Restaurants often choose to serve racks of lamb, pork, beef and veal frenched or crowned. The two terms indicate that the rack has been trimmed down to the eye of the loin chop, with the bones exposed. It is a more elegant way to serve rack chops and is easy to learn how to do. The process is basically the same with all meats; the racks just get progressively larger. Our meat expert Juan Montaño demonstrates with a lamb rack.
Here is what the rack looks like before and after it is trimmed.
With a sharp boning knife, trim the bottom piece of sinew away from the loin.
Trim the fat and papery-looking silver skin off the top of the meaty section of the rack. Do this in layers so you do not cut down into the meat.
With the bones facing down, begin cutting the fat off the top of the bones.

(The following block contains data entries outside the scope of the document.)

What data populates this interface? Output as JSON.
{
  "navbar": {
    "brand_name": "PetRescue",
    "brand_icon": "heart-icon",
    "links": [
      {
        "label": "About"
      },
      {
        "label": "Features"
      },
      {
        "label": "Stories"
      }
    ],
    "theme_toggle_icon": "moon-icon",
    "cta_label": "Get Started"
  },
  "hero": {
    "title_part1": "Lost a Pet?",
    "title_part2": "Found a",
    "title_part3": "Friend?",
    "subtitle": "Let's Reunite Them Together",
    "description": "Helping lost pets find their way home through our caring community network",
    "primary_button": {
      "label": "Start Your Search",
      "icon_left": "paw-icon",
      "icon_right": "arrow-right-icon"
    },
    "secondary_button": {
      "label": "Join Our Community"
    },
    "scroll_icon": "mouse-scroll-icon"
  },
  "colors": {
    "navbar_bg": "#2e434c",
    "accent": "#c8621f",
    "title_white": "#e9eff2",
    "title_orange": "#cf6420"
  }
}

Always hold the knife with the blade pointed away from you.
Take the tip of the knife and score the meat in between the bones at the point where the loin begins.

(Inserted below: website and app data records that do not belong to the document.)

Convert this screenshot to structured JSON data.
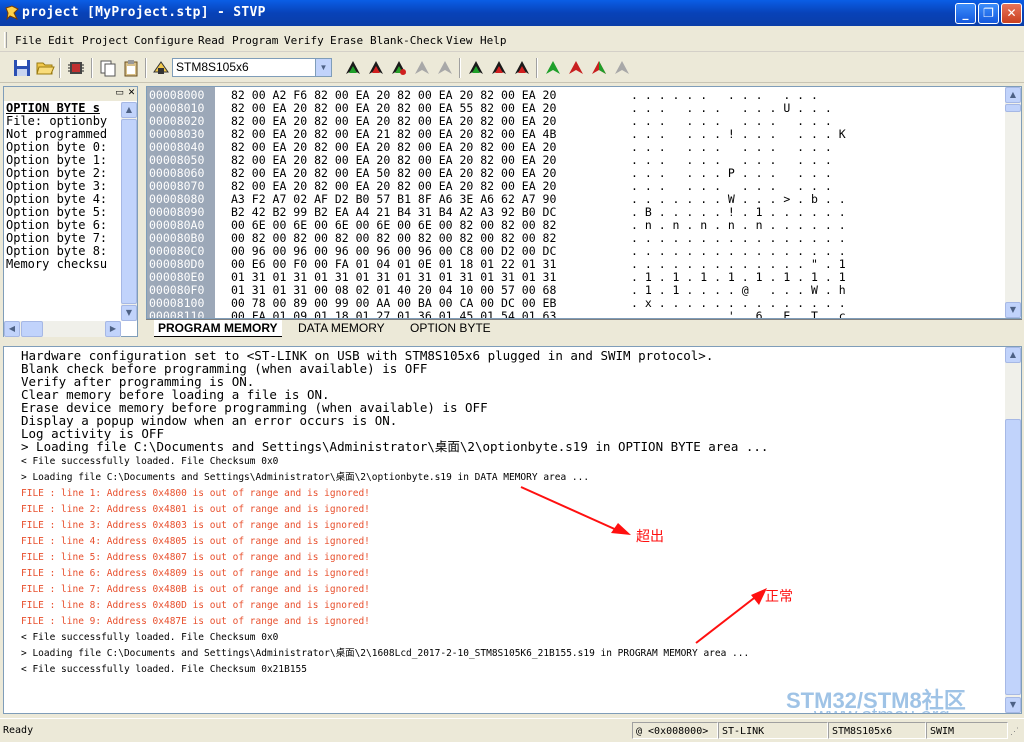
{
  "window": {
    "title": "project [MyProject.stp] - STVP",
    "minimize": "_",
    "maximize": "❐",
    "close": "✕"
  },
  "menu": [
    "File",
    "Edit",
    "Project",
    "Configure",
    "Read",
    "Program",
    "Verify",
    "Erase",
    "Blank-Check",
    "View",
    "Help"
  ],
  "toolbar": {
    "device": "STM8S105x6"
  },
  "info_pane": {
    "close": "✕",
    "lines": [
      "OPTION BYTE s",
      "File: optionby",
      "Not programmed",
      "Option byte 0:",
      "Option byte 1:",
      "Option byte 2:",
      "Option byte 3:",
      "Option byte 4:",
      "Option byte 5:",
      "Option byte 6:",
      "Option byte 7:",
      "Option byte 8:",
      "Memory checksu"
    ]
  },
  "hex_rows": [
    {
      "addr": "00008000",
      "bytes": "82 00 A2 F6 82 00 EA 20 82 00 EA 20 82 00 EA 20",
      "ascii": ". . . . . .   . . .   . . .  "
    },
    {
      "addr": "00008010",
      "bytes": "82 00 EA 20 82 00 EA 20 82 00 EA 55 82 00 EA 20",
      "ascii": ". . .   . . .   . . . U . . .  "
    },
    {
      "addr": "00008020",
      "bytes": "82 00 EA 20 82 00 EA 20 82 00 EA 20 82 00 EA 20",
      "ascii": ". . .   . . .   . . .   . . .  "
    },
    {
      "addr": "00008030",
      "bytes": "82 00 EA 20 82 00 EA 21 82 00 EA 20 82 00 EA 4B",
      "ascii": ". . .   . . . ! . . .   . . . K"
    },
    {
      "addr": "00008040",
      "bytes": "82 00 EA 20 82 00 EA 20 82 00 EA 20 82 00 EA 20",
      "ascii": ". . .   . . .   . . .   . . .  "
    },
    {
      "addr": "00008050",
      "bytes": "82 00 EA 20 82 00 EA 20 82 00 EA 20 82 00 EA 20",
      "ascii": ". . .   . . .   . . .   . . .  "
    },
    {
      "addr": "00008060",
      "bytes": "82 00 EA 20 82 00 EA 50 82 00 EA 20 82 00 EA 20",
      "ascii": ". . .   . . . P . . .   . . .  "
    },
    {
      "addr": "00008070",
      "bytes": "82 00 EA 20 82 00 EA 20 82 00 EA 20 82 00 EA 20",
      "ascii": ". . .   . . .   . . .   . . .  "
    },
    {
      "addr": "00008080",
      "bytes": "A3 F2 A7 02 AF D2 B0 57 B1 8F A6 3E A6 62 A7 90",
      "ascii": ". . . . . . . W . . . > . b . ."
    },
    {
      "addr": "00008090",
      "bytes": "B2 42 B2 99 B2 EA A4 21 B4 31 B4 A2 A3 92 B0 DC",
      "ascii": ". B . . . . . ! . 1 . . . . . ."
    },
    {
      "addr": "000080A0",
      "bytes": "00 6E 00 6E 00 6E 00 6E 00 6E 00 82 00 82 00 82",
      "ascii": ". n . n . n . n . n . . . . . ."
    },
    {
      "addr": "000080B0",
      "bytes": "00 82 00 82 00 82 00 82 00 82 00 82 00 82 00 82",
      "ascii": ". . . . . . . . . . . . . . . ."
    },
    {
      "addr": "000080C0",
      "bytes": "00 96 00 96 00 96 00 96 00 96 00 C8 00 D2 00 DC",
      "ascii": ". . . . . . . . . . . . . . . ."
    },
    {
      "addr": "000080D0",
      "bytes": "00 E6 00 F0 00 FA 01 04 01 0E 01 18 01 22 01 31",
      "ascii": ". . . . . . . . . . . . . \" . 1"
    },
    {
      "addr": "000080E0",
      "bytes": "01 31 01 31 01 31 01 31 01 31 01 31 01 31 01 31",
      "ascii": ". 1 . 1 . 1 . 1 . 1 . 1 . 1 . 1"
    },
    {
      "addr": "000080F0",
      "bytes": "01 31 01 31 00 08 02 01 40 20 04 10 00 57 00 68",
      "ascii": ". 1 . 1 . . . . @   . . . W . h"
    },
    {
      "addr": "00008100",
      "bytes": "00 78 00 89 00 99 00 AA 00 BA 00 CA 00 DC 00 EB",
      "ascii": ". x . . . . . . . . . . . . . ."
    },
    {
      "addr": "00008110",
      "bytes": "00 FA 01 09 01 18 01 27 01 36 01 45 01 54 01 63",
      "ascii": ". . . . . . . ' . 6 . E . T . c"
    }
  ],
  "tabs": [
    "PROGRAM MEMORY",
    "DATA MEMORY",
    "OPTION BYTE"
  ],
  "log": {
    "config": [
      "Hardware configuration set to <ST-LINK on USB with STM8S105x6 plugged in and SWIM protocol>.",
      "Blank check before programming (when available) is OFF",
      "Verify after programming is ON.",
      "Clear memory before loading a file is ON.",
      "Erase device memory before programming (when available) is OFF",
      "Display a popup window when an error occurs is ON.",
      "Log activity is OFF",
      "> Loading file C:\\Documents and Settings\\Administrator\\桌面\\2\\optionbyte.s19 in OPTION BYTE area  ..."
    ],
    "small": [
      "< File successfully loaded. File Checksum 0x0",
      "> Loading file C:\\Documents and Settings\\Administrator\\桌面\\2\\optionbyte.s19 in DATA MEMORY area  ..."
    ],
    "errors": [
      "FILE : line 1: Address 0x4800 is out of range and is ignored!",
      "FILE : line 2: Address 0x4801 is out of range and is ignored!",
      "FILE : line 3: Address 0x4803 is out of range and is ignored!",
      "FILE : line 4: Address 0x4805 is out of range and is ignored!",
      "FILE : line 5: Address 0x4807 is out of range and is ignored!",
      "FILE : line 6: Address 0x4809 is out of range and is ignored!",
      "FILE : line 7: Address 0x480B is out of range and is ignored!",
      "FILE : line 8: Address 0x480D is out of range and is ignored!",
      "FILE : line 9: Address 0x487E is out of range and is ignored!"
    ],
    "tail": [
      "< File successfully loaded. File Checksum 0x0",
      "> Loading file C:\\Documents and Settings\\Administrator\\桌面\\2\\1608Lcd_2017-2-10_STM8S105K6_21B155.s19 in PROGRAM MEMORY area  ...",
      "< File successfully loaded. File Checksum 0x21B155"
    ],
    "annotation_out_of_range": "超出",
    "annotation_normal": "正常",
    "watermark_brand": "STM32/STM8社区",
    "watermark_url": "www.stmcu.org"
  },
  "status": {
    "ready": "Ready",
    "address": "@ <0x008000>",
    "probe": "ST-LINK",
    "device": "STM8S105x6",
    "protocol": "SWIM"
  },
  "colors": {
    "error_text": "#e8502e",
    "annotation": "#ff1010",
    "address_column": "#9ca8b8"
  }
}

Now cut down each side of the bone and remove the piece of meat in between.
Scrape the bones with the knife to remove any fat and sinew.

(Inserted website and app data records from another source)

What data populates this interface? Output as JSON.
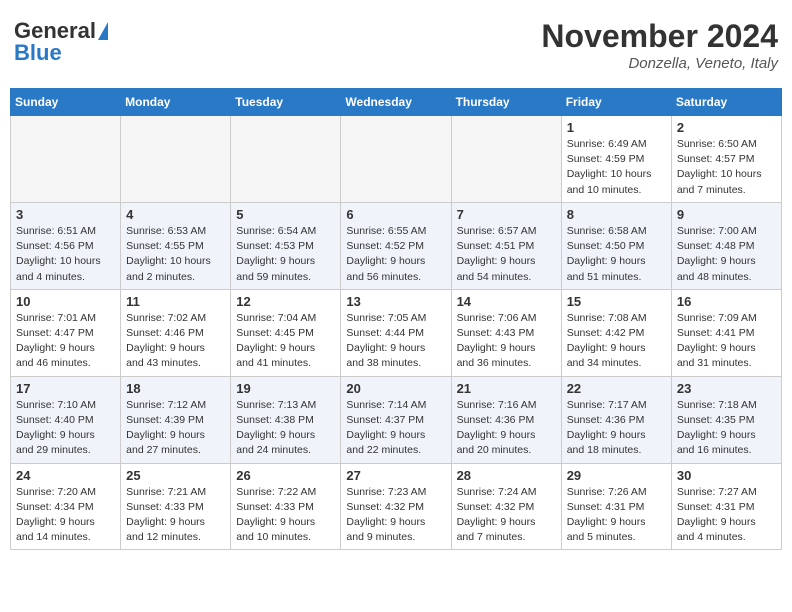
{
  "header": {
    "logo_line1": "General",
    "logo_line2": "Blue",
    "month_title": "November 2024",
    "location": "Donzella, Veneto, Italy"
  },
  "weekdays": [
    "Sunday",
    "Monday",
    "Tuesday",
    "Wednesday",
    "Thursday",
    "Friday",
    "Saturday"
  ],
  "weeks": [
    [
      {
        "day": "",
        "empty": true
      },
      {
        "day": "",
        "empty": true
      },
      {
        "day": "",
        "empty": true
      },
      {
        "day": "",
        "empty": true
      },
      {
        "day": "",
        "empty": true
      },
      {
        "day": "1",
        "sunrise": "6:49 AM",
        "sunset": "4:59 PM",
        "daylight": "10 hours and 10 minutes."
      },
      {
        "day": "2",
        "sunrise": "6:50 AM",
        "sunset": "4:57 PM",
        "daylight": "10 hours and 7 minutes."
      }
    ],
    [
      {
        "day": "3",
        "sunrise": "6:51 AM",
        "sunset": "4:56 PM",
        "daylight": "10 hours and 4 minutes."
      },
      {
        "day": "4",
        "sunrise": "6:53 AM",
        "sunset": "4:55 PM",
        "daylight": "10 hours and 2 minutes."
      },
      {
        "day": "5",
        "sunrise": "6:54 AM",
        "sunset": "4:53 PM",
        "daylight": "9 hours and 59 minutes."
      },
      {
        "day": "6",
        "sunrise": "6:55 AM",
        "sunset": "4:52 PM",
        "daylight": "9 hours and 56 minutes."
      },
      {
        "day": "7",
        "sunrise": "6:57 AM",
        "sunset": "4:51 PM",
        "daylight": "9 hours and 54 minutes."
      },
      {
        "day": "8",
        "sunrise": "6:58 AM",
        "sunset": "4:50 PM",
        "daylight": "9 hours and 51 minutes."
      },
      {
        "day": "9",
        "sunrise": "7:00 AM",
        "sunset": "4:48 PM",
        "daylight": "9 hours and 48 minutes."
      }
    ],
    [
      {
        "day": "10",
        "sunrise": "7:01 AM",
        "sunset": "4:47 PM",
        "daylight": "9 hours and 46 minutes."
      },
      {
        "day": "11",
        "sunrise": "7:02 AM",
        "sunset": "4:46 PM",
        "daylight": "9 hours and 43 minutes."
      },
      {
        "day": "12",
        "sunrise": "7:04 AM",
        "sunset": "4:45 PM",
        "daylight": "9 hours and 41 minutes."
      },
      {
        "day": "13",
        "sunrise": "7:05 AM",
        "sunset": "4:44 PM",
        "daylight": "9 hours and 38 minutes."
      },
      {
        "day": "14",
        "sunrise": "7:06 AM",
        "sunset": "4:43 PM",
        "daylight": "9 hours and 36 minutes."
      },
      {
        "day": "15",
        "sunrise": "7:08 AM",
        "sunset": "4:42 PM",
        "daylight": "9 hours and 34 minutes."
      },
      {
        "day": "16",
        "sunrise": "7:09 AM",
        "sunset": "4:41 PM",
        "daylight": "9 hours and 31 minutes."
      }
    ],
    [
      {
        "day": "17",
        "sunrise": "7:10 AM",
        "sunset": "4:40 PM",
        "daylight": "9 hours and 29 minutes."
      },
      {
        "day": "18",
        "sunrise": "7:12 AM",
        "sunset": "4:39 PM",
        "daylight": "9 hours and 27 minutes."
      },
      {
        "day": "19",
        "sunrise": "7:13 AM",
        "sunset": "4:38 PM",
        "daylight": "9 hours and 24 minutes."
      },
      {
        "day": "20",
        "sunrise": "7:14 AM",
        "sunset": "4:37 PM",
        "daylight": "9 hours and 22 minutes."
      },
      {
        "day": "21",
        "sunrise": "7:16 AM",
        "sunset": "4:36 PM",
        "daylight": "9 hours and 20 minutes."
      },
      {
        "day": "22",
        "sunrise": "7:17 AM",
        "sunset": "4:36 PM",
        "daylight": "9 hours and 18 minutes."
      },
      {
        "day": "23",
        "sunrise": "7:18 AM",
        "sunset": "4:35 PM",
        "daylight": "9 hours and 16 minutes."
      }
    ],
    [
      {
        "day": "24",
        "sunrise": "7:20 AM",
        "sunset": "4:34 PM",
        "daylight": "9 hours and 14 minutes."
      },
      {
        "day": "25",
        "sunrise": "7:21 AM",
        "sunset": "4:33 PM",
        "daylight": "9 hours and 12 minutes."
      },
      {
        "day": "26",
        "sunrise": "7:22 AM",
        "sunset": "4:33 PM",
        "daylight": "9 hours and 10 minutes."
      },
      {
        "day": "27",
        "sunrise": "7:23 AM",
        "sunset": "4:32 PM",
        "daylight": "9 hours and 9 minutes."
      },
      {
        "day": "28",
        "sunrise": "7:24 AM",
        "sunset": "4:32 PM",
        "daylight": "9 hours and 7 minutes."
      },
      {
        "day": "29",
        "sunrise": "7:26 AM",
        "sunset": "4:31 PM",
        "daylight": "9 hours and 5 minutes."
      },
      {
        "day": "30",
        "sunrise": "7:27 AM",
        "sunset": "4:31 PM",
        "daylight": "9 hours and 4 minutes."
      }
    ]
  ]
}
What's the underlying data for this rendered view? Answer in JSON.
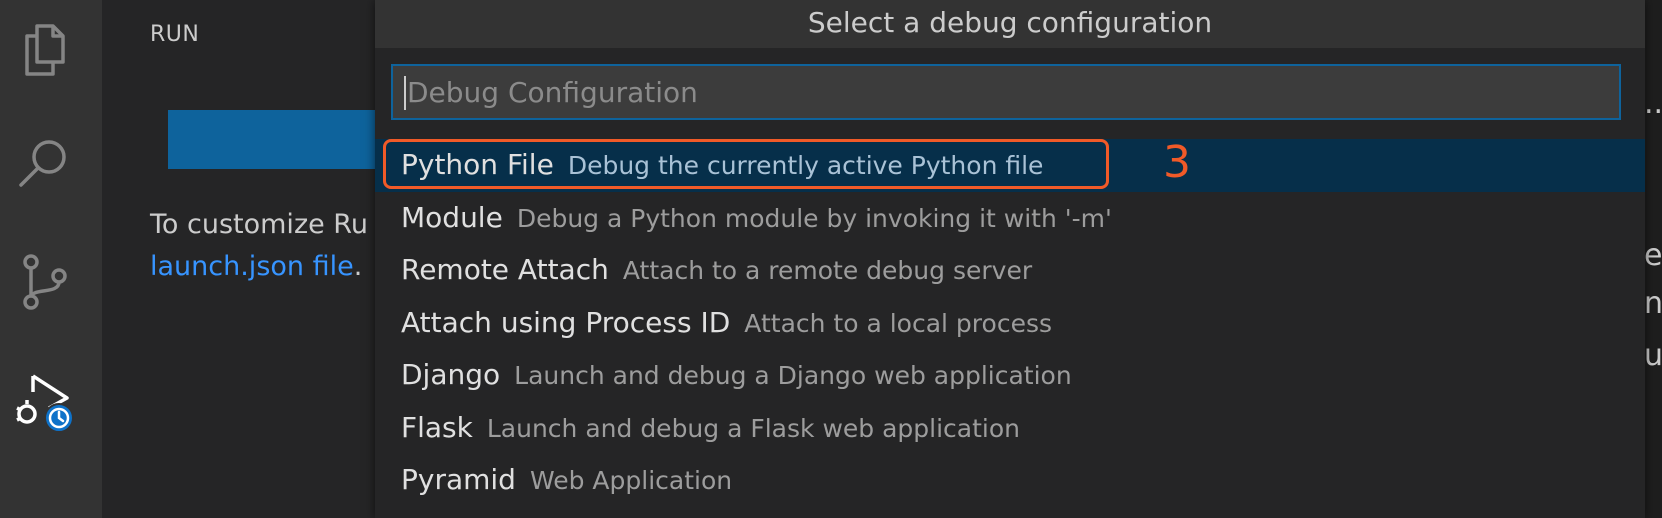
{
  "sidebar": {
    "title": "RUN",
    "customize_text": "To customize Ru",
    "link_text": "launch.json file",
    "link_suffix": "."
  },
  "editor_fragments": [
    "..",
    "e_",
    "n",
    "ur"
  ],
  "quick_pick": {
    "title": "Select a debug configuration",
    "input": {
      "value": "",
      "placeholder": "Debug Configuration"
    },
    "items": [
      {
        "label": "Python File",
        "description": "Debug the currently active Python file"
      },
      {
        "label": "Module",
        "description": "Debug a Python module by invoking it with '-m'"
      },
      {
        "label": "Remote Attach",
        "description": "Attach to a remote debug server"
      },
      {
        "label": "Attach using Process ID",
        "description": "Attach to a local process"
      },
      {
        "label": "Django",
        "description": "Launch and debug a Django web application"
      },
      {
        "label": "Flask",
        "description": "Launch and debug a Flask web application"
      },
      {
        "label": "Pyramid",
        "description": "Web Application"
      }
    ]
  },
  "annotation": {
    "number": "3",
    "color": "#f05a28"
  },
  "icons": [
    "files-icon",
    "search-icon",
    "source-control-icon",
    "run-debug-icon"
  ],
  "colors": {
    "accent": "#0e639c",
    "selection": "#062f4a",
    "link": "#3794ff"
  }
}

Rub the bones clean with a clean kitchen rag or a paper towel.
Your rack is ready to be seasoned and roasted or grilled.